Last week, one of the biggest proponents of search engine optimization, SEOMoz, announced that they were rebranding their company and becoming Moz, a provider of analytical tools to help people in their inbound marketing endeavors.
The writing had been on the walls for some time, I think. Rand Fishkin posted a Whiteboard Friday video blog back at the beginning of May, where he effectively writes the epitaph of SEO at least from his company’s point of view. Changes over the past few years from Google regarding its search engine result rankings have also served as writing on the wall for SEO as it has been practiced for years.
In both Fishkin’s rebranding announcement, as well as the video blog, he alludes to the difficulty in getting away from the bad aspects of search engine optimization – the black hatters. Web administrators and agencies using black hat SEO tactics to get temporary gains in search engine result pages. These tactics sought to fool search engine algorithms by gaming the system: Keyword stuffing, link building through unrelated sites, buying links, doorway pages, cluttered, spammy pages, links with anchor text that take the user to a completely unrelated page – all methods that were built around gaming the search engine algorithms while at the same time providing a subpar user experience.
What’s always been telling about SEO has been this dual nature of its practice. There’s very few technical disciplines that are drawn along such ethical lines. White Hat, Black Hat, Gray Hat. Hacking (ethical or otherwise) comes to mind. Not something I really want to be compared to. SEO has always been fighting this uphill battle for respectability even as companies realized its importance.

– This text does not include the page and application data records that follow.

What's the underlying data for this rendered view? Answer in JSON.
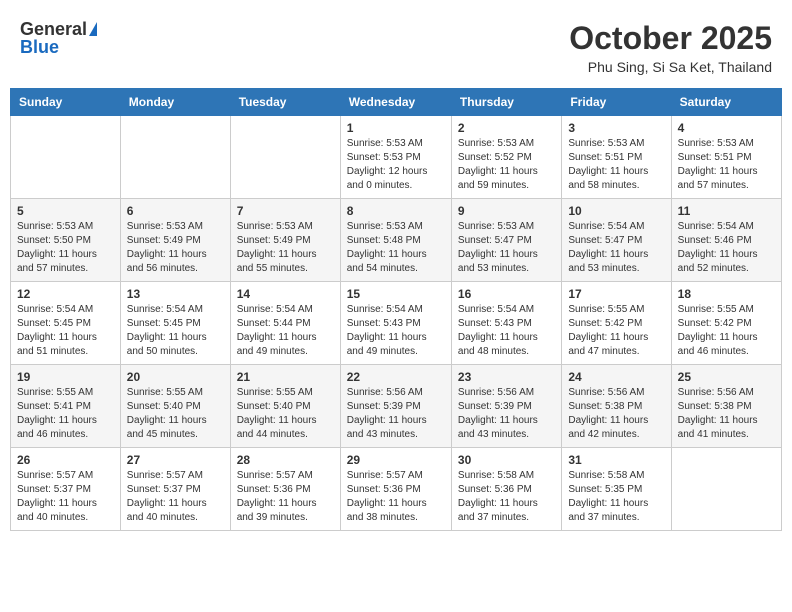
{
  "header": {
    "logo_general": "General",
    "logo_blue": "Blue",
    "month_title": "October 2025",
    "location": "Phu Sing, Si Sa Ket, Thailand"
  },
  "calendar": {
    "days_of_week": [
      "Sunday",
      "Monday",
      "Tuesday",
      "Wednesday",
      "Thursday",
      "Friday",
      "Saturday"
    ],
    "weeks": [
      [
        {
          "day": "",
          "info": ""
        },
        {
          "day": "",
          "info": ""
        },
        {
          "day": "",
          "info": ""
        },
        {
          "day": "1",
          "info": "Sunrise: 5:53 AM\nSunset: 5:53 PM\nDaylight: 12 hours\nand 0 minutes."
        },
        {
          "day": "2",
          "info": "Sunrise: 5:53 AM\nSunset: 5:52 PM\nDaylight: 11 hours\nand 59 minutes."
        },
        {
          "day": "3",
          "info": "Sunrise: 5:53 AM\nSunset: 5:51 PM\nDaylight: 11 hours\nand 58 minutes."
        },
        {
          "day": "4",
          "info": "Sunrise: 5:53 AM\nSunset: 5:51 PM\nDaylight: 11 hours\nand 57 minutes."
        }
      ],
      [
        {
          "day": "5",
          "info": "Sunrise: 5:53 AM\nSunset: 5:50 PM\nDaylight: 11 hours\nand 57 minutes."
        },
        {
          "day": "6",
          "info": "Sunrise: 5:53 AM\nSunset: 5:49 PM\nDaylight: 11 hours\nand 56 minutes."
        },
        {
          "day": "7",
          "info": "Sunrise: 5:53 AM\nSunset: 5:49 PM\nDaylight: 11 hours\nand 55 minutes."
        },
        {
          "day": "8",
          "info": "Sunrise: 5:53 AM\nSunset: 5:48 PM\nDaylight: 11 hours\nand 54 minutes."
        },
        {
          "day": "9",
          "info": "Sunrise: 5:53 AM\nSunset: 5:47 PM\nDaylight: 11 hours\nand 53 minutes."
        },
        {
          "day": "10",
          "info": "Sunrise: 5:54 AM\nSunset: 5:47 PM\nDaylight: 11 hours\nand 53 minutes."
        },
        {
          "day": "11",
          "info": "Sunrise: 5:54 AM\nSunset: 5:46 PM\nDaylight: 11 hours\nand 52 minutes."
        }
      ],
      [
        {
          "day": "12",
          "info": "Sunrise: 5:54 AM\nSunset: 5:45 PM\nDaylight: 11 hours\nand 51 minutes."
        },
        {
          "day": "13",
          "info": "Sunrise: 5:54 AM\nSunset: 5:45 PM\nDaylight: 11 hours\nand 50 minutes."
        },
        {
          "day": "14",
          "info": "Sunrise: 5:54 AM\nSunset: 5:44 PM\nDaylight: 11 hours\nand 49 minutes."
        },
        {
          "day": "15",
          "info": "Sunrise: 5:54 AM\nSunset: 5:43 PM\nDaylight: 11 hours\nand 49 minutes."
        },
        {
          "day": "16",
          "info": "Sunrise: 5:54 AM\nSunset: 5:43 PM\nDaylight: 11 hours\nand 48 minutes."
        },
        {
          "day": "17",
          "info": "Sunrise: 5:55 AM\nSunset: 5:42 PM\nDaylight: 11 hours\nand 47 minutes."
        },
        {
          "day": "18",
          "info": "Sunrise: 5:55 AM\nSunset: 5:42 PM\nDaylight: 11 hours\nand 46 minutes."
        }
      ],
      [
        {
          "day": "19",
          "info": "Sunrise: 5:55 AM\nSunset: 5:41 PM\nDaylight: 11 hours\nand 46 minutes."
        },
        {
          "day": "20",
          "info": "Sunrise: 5:55 AM\nSunset: 5:40 PM\nDaylight: 11 hours\nand 45 minutes."
        },
        {
          "day": "21",
          "info": "Sunrise: 5:55 AM\nSunset: 5:40 PM\nDaylight: 11 hours\nand 44 minutes."
        },
        {
          "day": "22",
          "info": "Sunrise: 5:56 AM\nSunset: 5:39 PM\nDaylight: 11 hours\nand 43 minutes."
        },
        {
          "day": "23",
          "info": "Sunrise: 5:56 AM\nSunset: 5:39 PM\nDaylight: 11 hours\nand 43 minutes."
        },
        {
          "day": "24",
          "info": "Sunrise: 5:56 AM\nSunset: 5:38 PM\nDaylight: 11 hours\nand 42 minutes."
        },
        {
          "day": "25",
          "info": "Sunrise: 5:56 AM\nSunset: 5:38 PM\nDaylight: 11 hours\nand 41 minutes."
        }
      ],
      [
        {
          "day": "26",
          "info": "Sunrise: 5:57 AM\nSunset: 5:37 PM\nDaylight: 11 hours\nand 40 minutes."
        },
        {
          "day": "27",
          "info": "Sunrise: 5:57 AM\nSunset: 5:37 PM\nDaylight: 11 hours\nand 40 minutes."
        },
        {
          "day": "28",
          "info": "Sunrise: 5:57 AM\nSunset: 5:36 PM\nDaylight: 11 hours\nand 39 minutes."
        },
        {
          "day": "29",
          "info": "Sunrise: 5:57 AM\nSunset: 5:36 PM\nDaylight: 11 hours\nand 38 minutes."
        },
        {
          "day": "30",
          "info": "Sunrise: 5:58 AM\nSunset: 5:36 PM\nDaylight: 11 hours\nand 37 minutes."
        },
        {
          "day": "31",
          "info": "Sunrise: 5:58 AM\nSunset: 5:35 PM\nDaylight: 11 hours\nand 37 minutes."
        },
        {
          "day": "",
          "info": ""
        }
      ]
    ]
  }
}
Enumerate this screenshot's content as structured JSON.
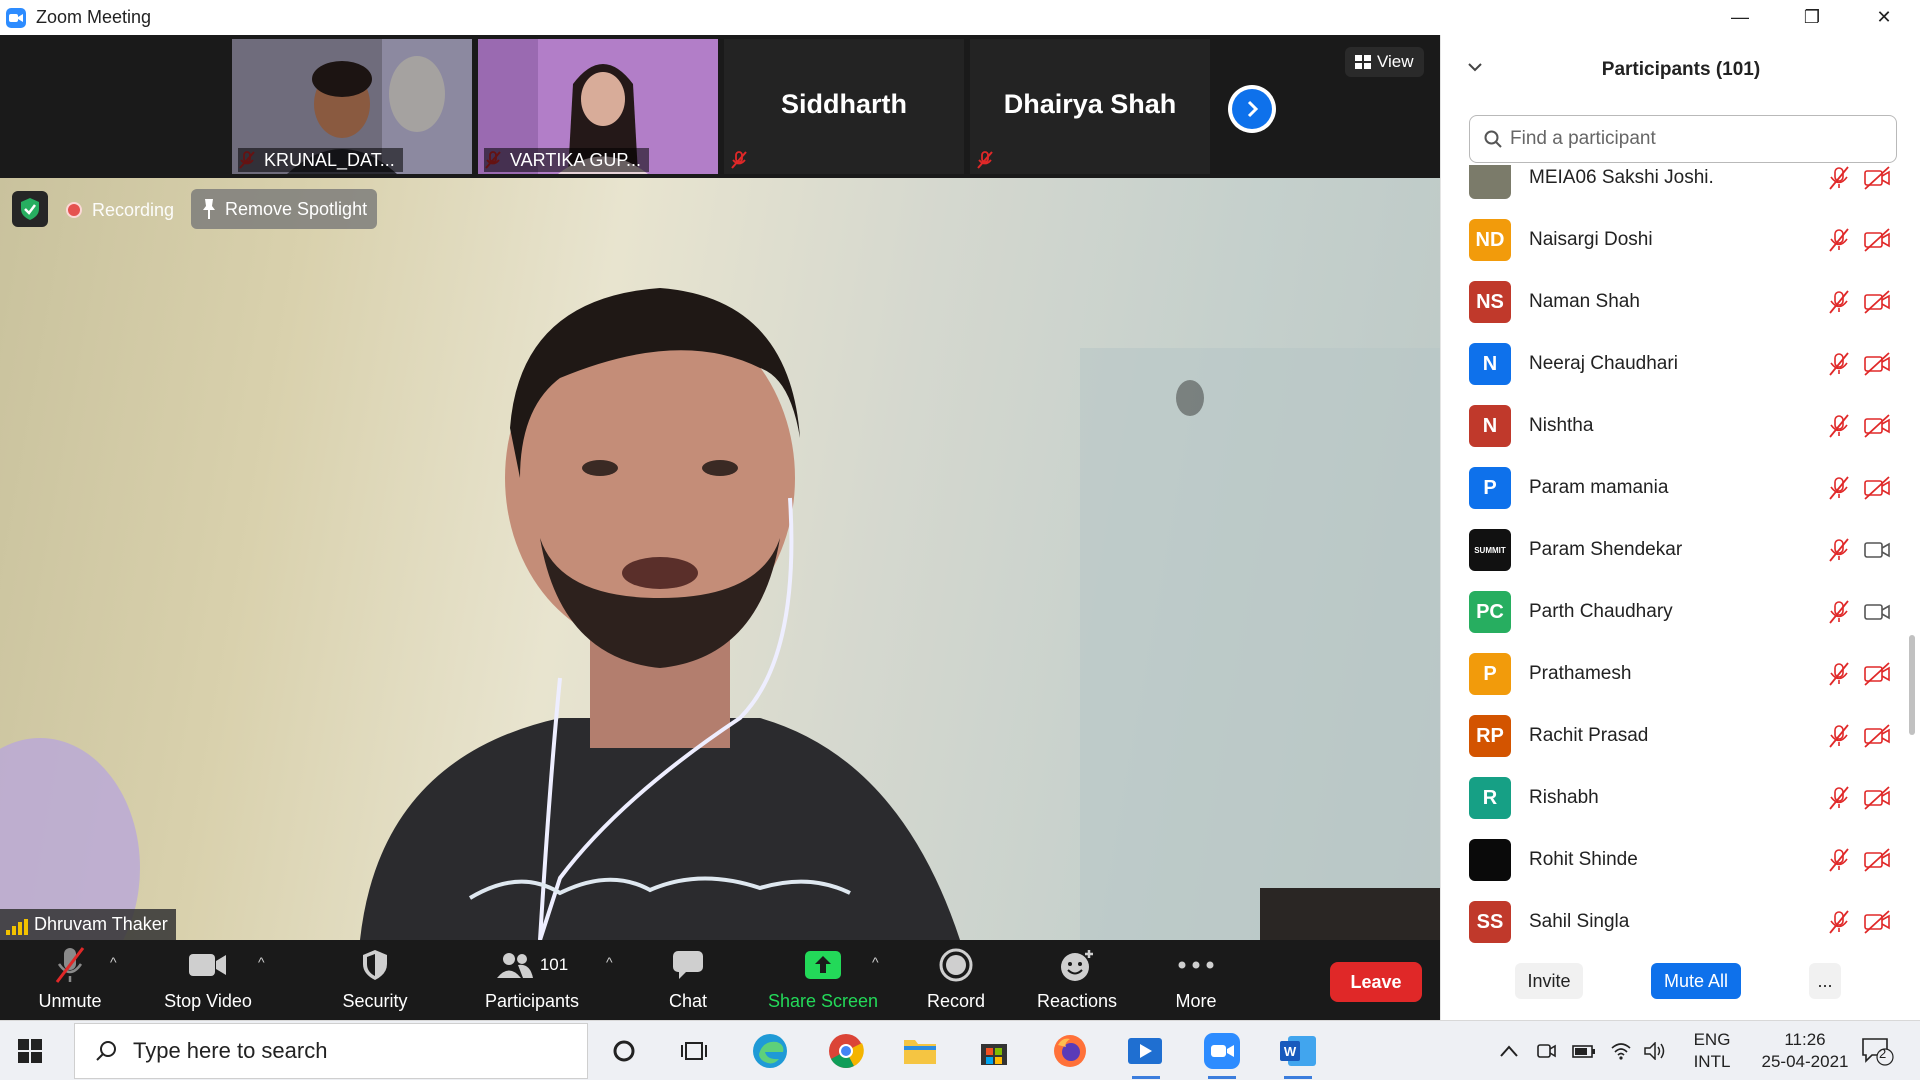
{
  "window": {
    "title": "Zoom Meeting",
    "minimize": "—",
    "restore": "❐",
    "close": "✕"
  },
  "gallery": {
    "thumbs": [
      {
        "name": "KRUNAL_DAT...",
        "muted": true
      },
      {
        "name": "VARTIKA GUP...",
        "muted": true
      },
      {
        "name": "Siddharth",
        "muted": true
      },
      {
        "name": "Dhairya Shah",
        "muted": true
      }
    ],
    "view_label": "View"
  },
  "main": {
    "recording_label": "Recording",
    "spotlight_label": "Remove Spotlight",
    "speaker_name": "Dhruvam Thaker"
  },
  "toolbar": {
    "unmute": "Unmute",
    "stop_video": "Stop Video",
    "security": "Security",
    "participants": "Participants",
    "participants_count": "101",
    "chat": "Chat",
    "share_screen": "Share Screen",
    "record": "Record",
    "reactions": "Reactions",
    "more": "More",
    "leave": "Leave"
  },
  "panel": {
    "title": "Participants (101)",
    "search_placeholder": "Find a participant",
    "participants": [
      {
        "initials": "",
        "name": "MEIA06 Sakshi Joshi.",
        "color": "#7b7b6a",
        "video_on": false
      },
      {
        "initials": "ND",
        "name": "Naisargi Doshi",
        "color": "#F29B0B",
        "video_on": false
      },
      {
        "initials": "NS",
        "name": "Naman Shah",
        "color": "#C0392B",
        "video_on": false
      },
      {
        "initials": "N",
        "name": "Neeraj Chaudhari",
        "color": "#0E71EB",
        "video_on": false
      },
      {
        "initials": "N",
        "name": "Nishtha",
        "color": "#C0392B",
        "video_on": false
      },
      {
        "initials": "P",
        "name": "Param mamania",
        "color": "#0E71EB",
        "video_on": false
      },
      {
        "initials": "SUMMIT",
        "name": "Param Shendekar",
        "color": "#111111",
        "video_on": true
      },
      {
        "initials": "PC",
        "name": "Parth Chaudhary",
        "color": "#27AE60",
        "video_on": true
      },
      {
        "initials": "P",
        "name": "Prathamesh",
        "color": "#F29B0B",
        "video_on": false
      },
      {
        "initials": "RP",
        "name": "Rachit Prasad",
        "color": "#D35400",
        "video_on": false
      },
      {
        "initials": "R",
        "name": "Rishabh",
        "color": "#16A085",
        "video_on": false
      },
      {
        "initials": "",
        "name": "Rohit Shinde",
        "color": "#0a0a0a",
        "video_on": false
      },
      {
        "initials": "SS",
        "name": "Sahil Singla",
        "color": "#C0392B",
        "video_on": false
      }
    ],
    "invite": "Invite",
    "mute_all": "Mute All",
    "more": "..."
  },
  "taskbar": {
    "search_placeholder": "Type here to search",
    "lang_top": "ENG",
    "lang_bottom": "INTL",
    "time": "11:26",
    "date": "25-04-2021",
    "notifications": "2"
  },
  "colors": {
    "accent": "#0E71EB",
    "leave": "#E02828",
    "share": "#23D959",
    "muted": "#E02828"
  }
}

The issue is what SEO stands for – search engine optimization – is still necessary, still viable, and still crucial. Search engine optimization is tied to the changes of the algorithms of the search engines it seeks to optimize for. Seems common sense, doesn’t it? As Google or Bing changes their algorithms, the techniques of search engine optimization change as well. When a system can be gamed, you either improve the system, or you start to lose some of the fundamental utility of that system. And so it is with Google.
Enter The Penguin:
Just last month, Penguin 2.0 hit the web, for which Matt Cutts, head of Google’s Web Spam team, laid out the major changes in a video blog. The biggest target for Penguin has been unnatural link building.
What is unnatural link building? Consider for a minute what occurs when someone wants to actually garner more links for their website. In the past, they’ve contacted web administrators and owners of various websites, and have asked or, in many cases, paid to get a link back to their own website using specific keywords in the anchor text, or at the very minimum, the company’s name. Repeated ad nauseum, and you would find a link profile that has the exact same keywords repeated over and over and over again, in exactly the same way.
With natural link building, we wouldn’t expect to see the same anchor text arise time and again, because we would ideally want this behavior to be unsolicited. If it’s unsolicited, it’s very likely that the same text is not going to repeat over and over. Thematically, it may be very similar, but it will not be universally identical. Google has been pushing, through its algorithm updates, for a more natural approach to linking – one that can really only come when someone wants to share content that they find interesting.
Penguin represents a perfect example of how Google responded to the way SEO practitioners had been changing websites to rank well in Google’s SERPs. Link building techniques like directory submissions were common for many web admins for a long time. However, as Google has changed their technology, and their outlook on how web pages should be ranked, SEO needs to adjust as well.
Why SEO Still Matters:
It’d be folly to think this is the last change that Google is going to present. While we need to take to heart what Google is seeking when it rolls out its changes (quality, linkable content that induces sharing naturally), we also need to keep an eye on what those exact changes are. If Google begins to rank web pages higher based upon activity on social media, our collective response to this is still optimizing for search engines.
This brings me back to Rand’s announcement about the rebranding of Moz. Take particular notice of the graphic near the top of the page that defines the difference between Inbound Marketing and Interruption Marketing. SEO still represents a large part of Inbound marketing tasks. When we advocate creating personal blogs, infographics, articles that seek to inform customers, the purpose is to create content that people find useful, reflected in the number of links and the number of shares in social media. One measurement of the success of this approach is a higher position in Google SERPs. The ultimate measurement is more leads and customers.
Either way you cut that, you are engaging in search engine optimization. That may be a dirty word now, and you may increasingly see it rolled under the banner of inbound marketing or digital marketing, but make no mistake, this is what you are doing. Moz understands this, and has adjusted their branding accordingly. They definitely aren’t shying away from the benefits of SEO, though.
In the end, the difference between good SEO and bad SEO is whether you are optimizing in a way that is mindful of each search engine’s goals, following best practices in doing so or optimizing solely against the engine’s algorithms regardless of the user experience. In the past, some sites were frequently rewarded for putting out crud that would still rank high in search results. Hopefully, those days are winding to an end. Others are rewarded for putting out content that falls in line with creating a great user experience. Keep the user experience in mind, and it’s pretty tough to go wrong.